Type of plant
Bulbs or Corms
About this weed
These garden escapees were originally from South Africa but are now found in urban bushland particularly in wetter areas. Like many other introduced bulbs it was introduced as a garden plant. There are three species of Sparaxis in Western Australia and a number of hybrids so these plants may not easily identifiable.The photos below were taken at Ashfield Flats where the purple and white form is dominant. However, in other areas the white or cream forms are more common.
Sparaxis is a perennial weed that dies back after flowering.The flowers vary in colour from white to cream to yellow to purple. It can grow to to 0.7 m high.
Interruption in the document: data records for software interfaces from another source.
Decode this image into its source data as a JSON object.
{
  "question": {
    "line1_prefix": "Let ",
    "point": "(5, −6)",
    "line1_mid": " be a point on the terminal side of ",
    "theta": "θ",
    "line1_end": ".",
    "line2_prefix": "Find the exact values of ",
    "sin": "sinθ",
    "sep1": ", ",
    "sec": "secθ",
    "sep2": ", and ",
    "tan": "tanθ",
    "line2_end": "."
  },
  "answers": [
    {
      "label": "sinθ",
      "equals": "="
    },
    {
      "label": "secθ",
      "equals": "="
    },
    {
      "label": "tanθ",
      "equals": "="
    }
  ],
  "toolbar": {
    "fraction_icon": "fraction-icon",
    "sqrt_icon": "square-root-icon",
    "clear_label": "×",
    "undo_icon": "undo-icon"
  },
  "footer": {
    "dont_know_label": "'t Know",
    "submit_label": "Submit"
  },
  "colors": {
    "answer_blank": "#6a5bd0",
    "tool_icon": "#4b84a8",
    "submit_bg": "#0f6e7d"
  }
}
Impact on Bushland
If left this weed will spread over bushland and impact plant communities. Sparaxis is a serious weed in clay wetlands.
It occurs in the South-West Province mainly on the Swan Coastal Plain and Avon Valley. It is found in various soil types including grey-white sandy, brown or grey-white clay. Also in gravel, granite and limestone. It prefers flood plains, valley slopes, along drains and roadsides.
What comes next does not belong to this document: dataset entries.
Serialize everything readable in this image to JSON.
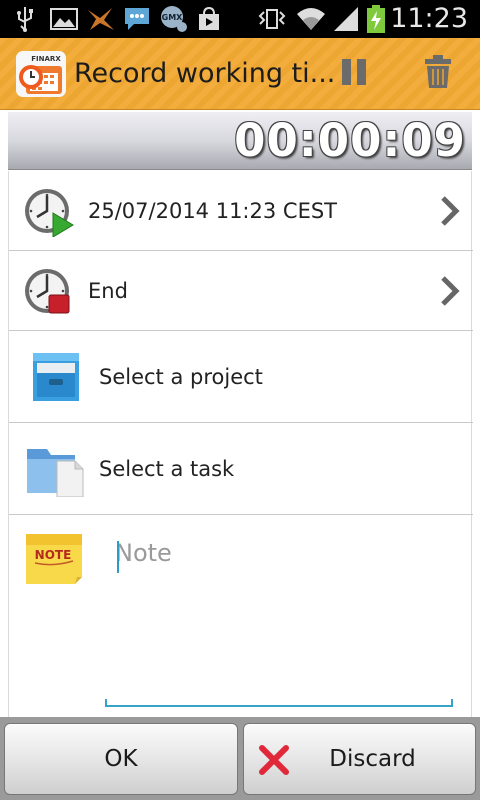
{
  "status_bar": {
    "time": "11:23",
    "icons": [
      "usb-icon",
      "image-icon",
      "bird-app-icon",
      "chat-icon",
      "gmx-icon",
      "store-icon",
      "vibrate-icon",
      "wifi-icon",
      "signal-icon",
      "battery-charging-icon"
    ],
    "gmx_label": "GMX"
  },
  "action_bar": {
    "app_logo_text": "FINARX",
    "title": "Record working ti...",
    "icons": [
      "pause-icon",
      "trash-icon"
    ]
  },
  "timer": {
    "value": "00:00:09"
  },
  "rows": {
    "start": {
      "label": "25/07/2014 11:23 CEST",
      "icon": "clock-play-icon"
    },
    "end": {
      "label": "End",
      "icon": "clock-stop-icon"
    },
    "project": {
      "label": "Select a project",
      "icon": "drawer-icon"
    },
    "task": {
      "label": "Select a task",
      "icon": "folder-document-icon"
    },
    "note": {
      "icon_text": "NOTE",
      "placeholder": "Note",
      "value": ""
    }
  },
  "buttons": {
    "ok": "OK",
    "discard": "Discard"
  },
  "colors": {
    "action_bar": "#f2ad3c",
    "accent_blue": "#35a2c9",
    "discard_red": "#e0283a"
  }
}
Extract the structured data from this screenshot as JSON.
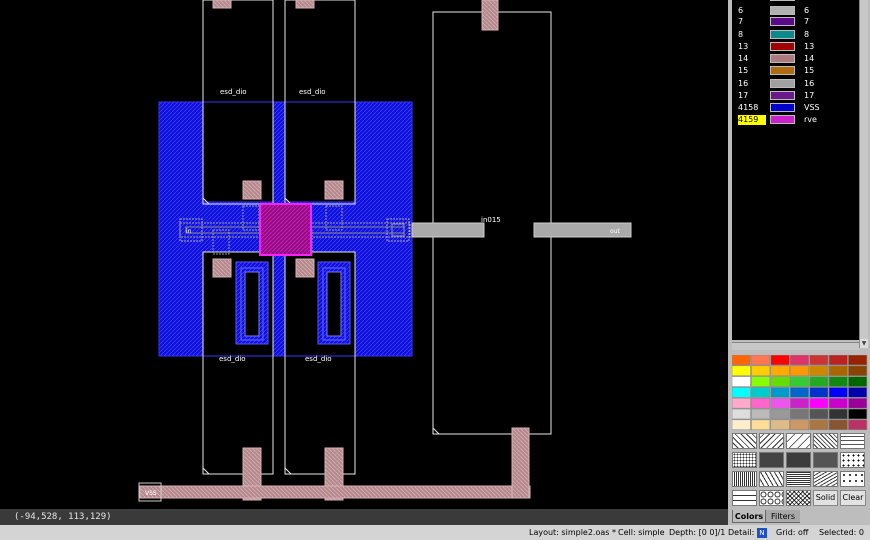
{
  "canvas": {
    "cells": [
      {
        "name": "esd_dio"
      },
      {
        "name": "esd_dio"
      },
      {
        "name": "esd_dio"
      },
      {
        "name": "esd_dio"
      },
      {
        "name": "in015"
      }
    ],
    "pins": {
      "in": "in",
      "out": "out",
      "vss": "VSS"
    }
  },
  "coords": {
    "text": "(-94,528, 113,129)"
  },
  "layers": [
    {
      "num": "6",
      "name": "6",
      "color": "#b0b0b0"
    },
    {
      "num": "7",
      "name": "7",
      "color": "#5a0a8a"
    },
    {
      "num": "8",
      "name": "8",
      "color": "#0a8a8a"
    },
    {
      "num": "13",
      "name": "13",
      "color": "#a00000"
    },
    {
      "num": "14",
      "name": "14",
      "color": "#b07880"
    },
    {
      "num": "15",
      "name": "15",
      "color": "#b06a10"
    },
    {
      "num": "16",
      "name": "16",
      "color": "#a0a0a0"
    },
    {
      "num": "17",
      "name": "17",
      "color": "#6a1a8a"
    },
    {
      "num": "4158",
      "name": "VSS",
      "color": "#0000cc"
    },
    {
      "num": "4159",
      "name": "rve",
      "color": "#cc22cc",
      "selected": true
    }
  ],
  "palette": [
    [
      "#ff6600",
      "#ff7755",
      "#ff0000",
      "#dd3366",
      "#cc3333",
      "#bb2222",
      "#992200"
    ],
    [
      "#ffff00",
      "#ffcc00",
      "#ffaa00",
      "#ff9900",
      "#cc8800",
      "#aa6600",
      "#884400"
    ],
    [
      "#ffffff",
      "#88ff00",
      "#66dd00",
      "#33cc33",
      "#22aa22",
      "#118811",
      "#006600"
    ],
    [
      "#00ffff",
      "#00cccc",
      "#0099cc",
      "#0066cc",
      "#0033cc",
      "#0000ff",
      "#0000aa"
    ],
    [
      "#ffaacc",
      "#ff66cc",
      "#ee55ee",
      "#cc22cc",
      "#ff00ff",
      "#cc00cc",
      "#990099"
    ],
    [
      "#dddddd",
      "#bbbbbb",
      "#999999",
      "#777777",
      "#555555",
      "#333333",
      "#000000"
    ],
    [
      "#ffeecc",
      "#ffdd99",
      "#ddbb88",
      "#cc9966",
      "#aa7744",
      "#885533",
      "#bb3366"
    ]
  ],
  "panel": {
    "solid_label": "Solid",
    "clear_label": "Clear",
    "tabs": [
      "Colors",
      "Filters"
    ]
  },
  "status": {
    "layout": "Layout: simple2.oas *",
    "cell": "Cell: simple",
    "depth": "Depth: [0 0]/1",
    "detail_label": "Detail:",
    "detail_icon": "N",
    "grid": "Grid: off",
    "selected": "Selected: 0"
  },
  "colors": {
    "vss_blue": "#1010dd",
    "highlight_magenta": "#ff22ff",
    "contact_pink": "#b48a8e",
    "gray_pin": "#aaaaaa"
  }
}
Priority for removal
If hand removing care must be taken to remove all corms.
Spot spray metsulfuron methyl 0.2 g/15 L + Pulse® or 2.5-5 g/ha + Pulse®. Apply just on flowering at corm exhaustion. Optimum treatment should be done in September.Read the manufacturers’ labels and material safety data sheets before using herbicides.
Yellow, Purple, White, Cream
Hussey, B.M.J., Keighery, G.J., Dodd, J., Lloyd, S.G. and Cousens, R.D. (2007) Western weeds. A guide to the weeds of Western Australia, Second Edition, The Weeds Society of Western Australia, Victoria Park, Western Australia.